_WHAT TO DO_:
Each line of the data must be copied exactly.

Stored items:
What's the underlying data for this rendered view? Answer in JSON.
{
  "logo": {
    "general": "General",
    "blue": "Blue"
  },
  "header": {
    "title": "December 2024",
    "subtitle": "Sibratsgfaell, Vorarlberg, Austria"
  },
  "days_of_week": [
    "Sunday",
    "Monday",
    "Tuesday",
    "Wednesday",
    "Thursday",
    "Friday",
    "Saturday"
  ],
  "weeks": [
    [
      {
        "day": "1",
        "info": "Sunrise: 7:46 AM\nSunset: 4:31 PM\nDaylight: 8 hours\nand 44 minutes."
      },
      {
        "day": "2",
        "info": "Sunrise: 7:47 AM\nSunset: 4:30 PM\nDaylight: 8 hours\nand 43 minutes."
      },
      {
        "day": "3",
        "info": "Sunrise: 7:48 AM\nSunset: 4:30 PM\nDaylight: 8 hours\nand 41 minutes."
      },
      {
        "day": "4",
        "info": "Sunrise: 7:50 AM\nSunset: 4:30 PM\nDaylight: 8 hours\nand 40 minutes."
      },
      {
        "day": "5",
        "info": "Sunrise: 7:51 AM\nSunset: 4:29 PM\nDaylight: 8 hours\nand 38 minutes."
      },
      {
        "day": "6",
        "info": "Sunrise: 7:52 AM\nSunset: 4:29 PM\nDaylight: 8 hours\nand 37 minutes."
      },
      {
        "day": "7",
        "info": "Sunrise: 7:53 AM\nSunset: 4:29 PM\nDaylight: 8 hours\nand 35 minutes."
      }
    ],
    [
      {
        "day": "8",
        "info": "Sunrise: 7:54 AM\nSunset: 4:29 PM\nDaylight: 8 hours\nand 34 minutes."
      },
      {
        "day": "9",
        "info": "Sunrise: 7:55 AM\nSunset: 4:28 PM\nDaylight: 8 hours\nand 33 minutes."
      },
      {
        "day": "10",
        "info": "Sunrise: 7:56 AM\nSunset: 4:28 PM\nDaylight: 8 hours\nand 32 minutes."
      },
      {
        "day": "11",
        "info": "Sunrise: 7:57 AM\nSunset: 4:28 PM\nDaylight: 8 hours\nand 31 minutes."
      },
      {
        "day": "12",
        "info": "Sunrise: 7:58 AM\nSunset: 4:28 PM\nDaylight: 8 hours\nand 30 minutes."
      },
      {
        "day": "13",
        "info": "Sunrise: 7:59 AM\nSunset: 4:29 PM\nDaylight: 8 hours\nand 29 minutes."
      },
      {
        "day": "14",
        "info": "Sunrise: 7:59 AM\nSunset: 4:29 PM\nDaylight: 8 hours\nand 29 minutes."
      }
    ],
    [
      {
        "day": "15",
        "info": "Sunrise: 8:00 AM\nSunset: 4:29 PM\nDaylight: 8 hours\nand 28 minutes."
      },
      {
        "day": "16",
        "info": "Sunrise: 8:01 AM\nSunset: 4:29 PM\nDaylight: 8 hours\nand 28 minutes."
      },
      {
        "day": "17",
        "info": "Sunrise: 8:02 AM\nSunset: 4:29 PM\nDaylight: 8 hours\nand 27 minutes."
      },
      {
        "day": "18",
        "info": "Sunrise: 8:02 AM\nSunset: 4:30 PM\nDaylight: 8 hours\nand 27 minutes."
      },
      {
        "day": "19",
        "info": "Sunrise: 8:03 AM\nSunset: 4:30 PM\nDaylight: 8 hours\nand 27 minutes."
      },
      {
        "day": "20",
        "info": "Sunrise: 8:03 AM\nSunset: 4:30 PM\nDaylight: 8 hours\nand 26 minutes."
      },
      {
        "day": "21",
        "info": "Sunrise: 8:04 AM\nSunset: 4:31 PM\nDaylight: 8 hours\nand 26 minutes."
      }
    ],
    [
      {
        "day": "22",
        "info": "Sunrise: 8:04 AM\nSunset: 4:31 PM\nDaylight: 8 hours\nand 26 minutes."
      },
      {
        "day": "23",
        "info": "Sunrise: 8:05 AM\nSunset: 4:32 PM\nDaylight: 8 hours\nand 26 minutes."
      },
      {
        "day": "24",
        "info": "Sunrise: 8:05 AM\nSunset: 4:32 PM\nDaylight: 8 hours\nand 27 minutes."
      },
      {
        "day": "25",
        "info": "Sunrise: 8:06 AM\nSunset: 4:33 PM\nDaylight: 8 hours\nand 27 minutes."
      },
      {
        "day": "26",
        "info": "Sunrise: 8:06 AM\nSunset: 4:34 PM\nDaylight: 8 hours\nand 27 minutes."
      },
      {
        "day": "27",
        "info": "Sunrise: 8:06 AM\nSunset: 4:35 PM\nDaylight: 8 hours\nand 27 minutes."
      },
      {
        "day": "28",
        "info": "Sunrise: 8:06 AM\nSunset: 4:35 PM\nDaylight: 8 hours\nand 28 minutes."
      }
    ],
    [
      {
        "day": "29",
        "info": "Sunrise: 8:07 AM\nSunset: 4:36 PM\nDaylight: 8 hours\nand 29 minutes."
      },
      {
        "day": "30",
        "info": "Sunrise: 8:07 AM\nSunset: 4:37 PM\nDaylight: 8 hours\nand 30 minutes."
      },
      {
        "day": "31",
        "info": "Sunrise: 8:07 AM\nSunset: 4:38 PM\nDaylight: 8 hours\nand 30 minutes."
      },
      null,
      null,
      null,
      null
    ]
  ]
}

_FINAL ANSWER_:
What's the underlying data for this rendered view? Answer in JSON.
{
  "logo": {
    "general": "General",
    "blue": "Blue"
  },
  "header": {
    "title": "December 2024",
    "subtitle": "Sibratsgfaell, Vorarlberg, Austria"
  },
  "days_of_week": [
    "Sunday",
    "Monday",
    "Tuesday",
    "Wednesday",
    "Thursday",
    "Friday",
    "Saturday"
  ],
  "weeks": [
    [
      {
        "day": "1",
        "info": "Sunrise: 7:46 AM\nSunset: 4:31 PM\nDaylight: 8 hours\nand 44 minutes."
      },
      {
        "day": "2",
        "info": "Sunrise: 7:47 AM\nSunset: 4:30 PM\nDaylight: 8 hours\nand 43 minutes."
      },
      {
        "day": "3",
        "info": "Sunrise: 7:48 AM\nSunset: 4:30 PM\nDaylight: 8 hours\nand 41 minutes."
      },
      {
        "day": "4",
        "info": "Sunrise: 7:50 AM\nSunset: 4:30 PM\nDaylight: 8 hours\nand 40 minutes."
      },
      {
        "day": "5",
        "info": "Sunrise: 7:51 AM\nSunset: 4:29 PM\nDaylight: 8 hours\nand 38 minutes."
      },
      {
        "day": "6",
        "info": "Sunrise: 7:52 AM\nSunset: 4:29 PM\nDaylight: 8 hours\nand 37 minutes."
      },
      {
        "day": "7",
        "info": "Sunrise: 7:53 AM\nSunset: 4:29 PM\nDaylight: 8 hours\nand 35 minutes."
      }
    ],
    [
      {
        "day": "8",
        "info": "Sunrise: 7:54 AM\nSunset: 4:29 PM\nDaylight: 8 hours\nand 34 minutes."
      },
      {
        "day": "9",
        "info": "Sunrise: 7:55 AM\nSunset: 4:28 PM\nDaylight: 8 hours\nand 33 minutes."
      },
      {
        "day": "10",
        "info": "Sunrise: 7:56 AM\nSunset: 4:28 PM\nDaylight: 8 hours\nand 32 minutes."
      },
      {
        "day": "11",
        "info": "Sunrise: 7:57 AM\nSunset: 4:28 PM\nDaylight: 8 hours\nand 31 minutes."
      },
      {
        "day": "12",
        "info": "Sunrise: 7:58 AM\nSunset: 4:28 PM\nDaylight: 8 hours\nand 30 minutes."
      },
      {
        "day": "13",
        "info": "Sunrise: 7:59 AM\nSunset: 4:29 PM\nDaylight: 8 hours\nand 29 minutes."
      },
      {
        "day": "14",
        "info": "Sunrise: 7:59 AM\nSunset: 4:29 PM\nDaylight: 8 hours\nand 29 minutes."
      }
    ],
    [
      {
        "day": "15",
        "info": "Sunrise: 8:00 AM\nSunset: 4:29 PM\nDaylight: 8 hours\nand 28 minutes."
      },
      {
        "day": "16",
        "info": "Sunrise: 8:01 AM\nSunset: 4:29 PM\nDaylight: 8 hours\nand 28 minutes."
      },
      {
        "day": "17",
        "info": "Sunrise: 8:02 AM\nSunset: 4:29 PM\nDaylight: 8 hours\nand 27 minutes."
      },
      {
        "day": "18",
        "info": "Sunrise: 8:02 AM\nSunset: 4:30 PM\nDaylight: 8 hours\nand 27 minutes."
      },
      {
        "day": "19",
        "info": "Sunrise: 8:03 AM\nSunset: 4:30 PM\nDaylight: 8 hours\nand 27 minutes."
      },
      {
        "day": "20",
        "info": "Sunrise: 8:03 AM\nSunset: 4:30 PM\nDaylight: 8 hours\nand 26 minutes."
      },
      {
        "day": "21",
        "info": "Sunrise: 8:04 AM\nSunset: 4:31 PM\nDaylight: 8 hours\nand 26 minutes."
      }
    ],
    [
      {
        "day": "22",
        "info": "Sunrise: 8:04 AM\nSunset: 4:31 PM\nDaylight: 8 hours\nand 26 minutes."
      },
      {
        "day": "23",
        "info": "Sunrise: 8:05 AM\nSunset: 4:32 PM\nDaylight: 8 hours\nand 26 minutes."
      },
      {
        "day": "24",
        "info": "Sunrise: 8:05 AM\nSunset: 4:32 PM\nDaylight: 8 hours\nand 27 minutes."
      },
      {
        "day": "25",
        "info": "Sunrise: 8:06 AM\nSunset: 4:33 PM\nDaylight: 8 hours\nand 27 minutes."
      },
      {
        "day": "26",
        "info": "Sunrise: 8:06 AM\nSunset: 4:34 PM\nDaylight: 8 hours\nand 27 minutes."
      },
      {
        "day": "27",
        "info": "Sunrise: 8:06 AM\nSunset: 4:35 PM\nDaylight: 8 hours\nand 27 minutes."
      },
      {
        "day": "28",
        "info": "Sunrise: 8:06 AM\nSunset: 4:35 PM\nDaylight: 8 hours\nand 28 minutes."
      }
    ],
    [
      {
        "day": "29",
        "info": "Sunrise: 8:07 AM\nSunset: 4:36 PM\nDaylight: 8 hours\nand 29 minutes."
      },
      {
        "day": "30",
        "info": "Sunrise: 8:07 AM\nSunset: 4:37 PM\nDaylight: 8 hours\nand 30 minutes."
      },
      {
        "day": "31",
        "info": "Sunrise: 8:07 AM\nSunset: 4:38 PM\nDaylight: 8 hours\nand 30 minutes."
      },
      null,
      null,
      null,
      null
    ]
  ]
}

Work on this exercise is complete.